I pass over the weeks of travail during which we turned Song of the Islands into a Hawaiian western. Swanie dropped in regularly to see if everything was all right—did I like my office, was I satisfied with my secretary, was the air conditioning working? My only complaint—that there was no cushion on the couch on which, after the huge lunches in the studio commissary, I took my two-hour naps—was speedily remedied. After a couple of months we turned in a first draft to LeBaron. He seemed pleased even before he read it and phoned us a day or two later to say he thought the script would “work.” “I’m sending it over to Darryl,” he added.

Like the other big studios, 20th Century-Fox was an absolute dictatorship. There was Louis B. Mayer at MGM, Jack Warner at Warner Brothers, Harry Cohn at Columbia, and Darryl F. Zanuck. These tycoons ran the industry and had absolute power over everyone working in it. Rumor had it that they got together regularly for a poker game, played with thousand-dollar chips, and over the card table settled the fates of any troublemakers. I was never able to verify this rumor, but the fact is that anyone who, for example, broke a contract with one studio could not get a job with any other. Our own dictator, Zanuck, was the youngest of them and considered the fiercest. Every picture made by the studio, whether personally produced by him or not, had to pass his scrutiny. Every decision as to script, casting, and direction, as well as whether the picture would be made at all, was entirely his.
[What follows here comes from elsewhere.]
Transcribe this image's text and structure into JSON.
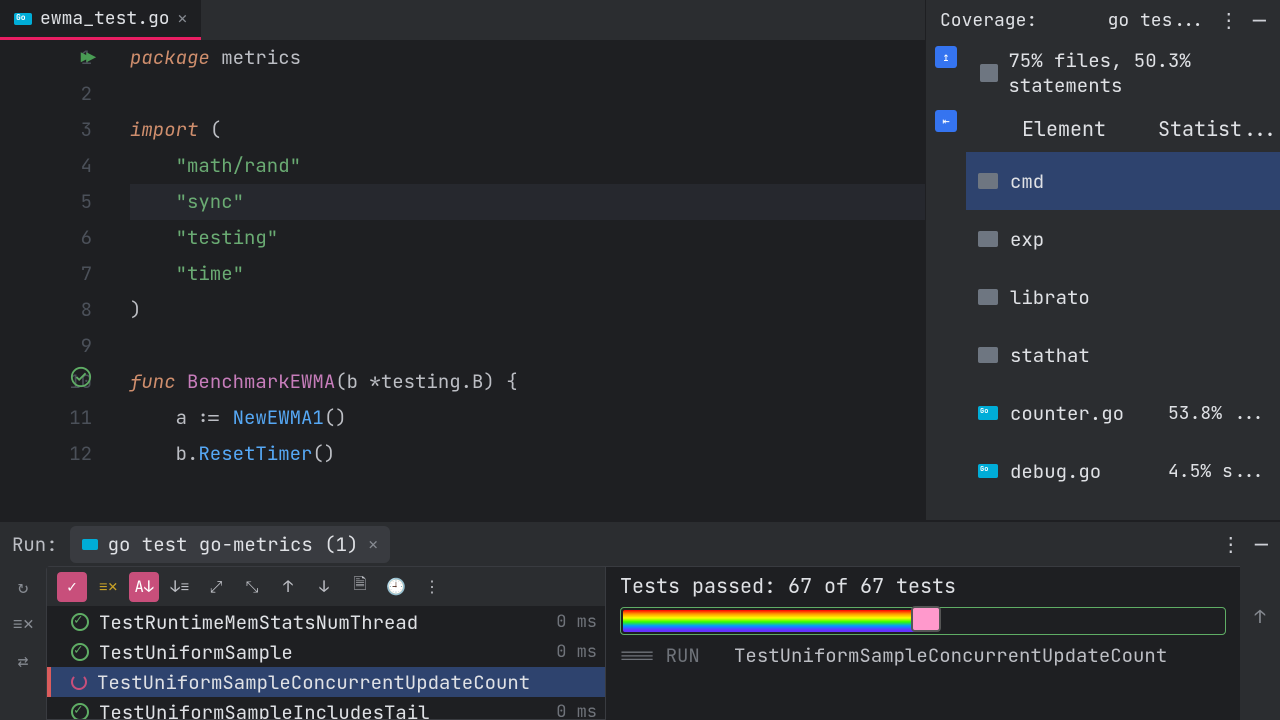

So along with the relief at having at least been able to concoct a first draft of Song of the Islands, there ensued a period of anxious waiting.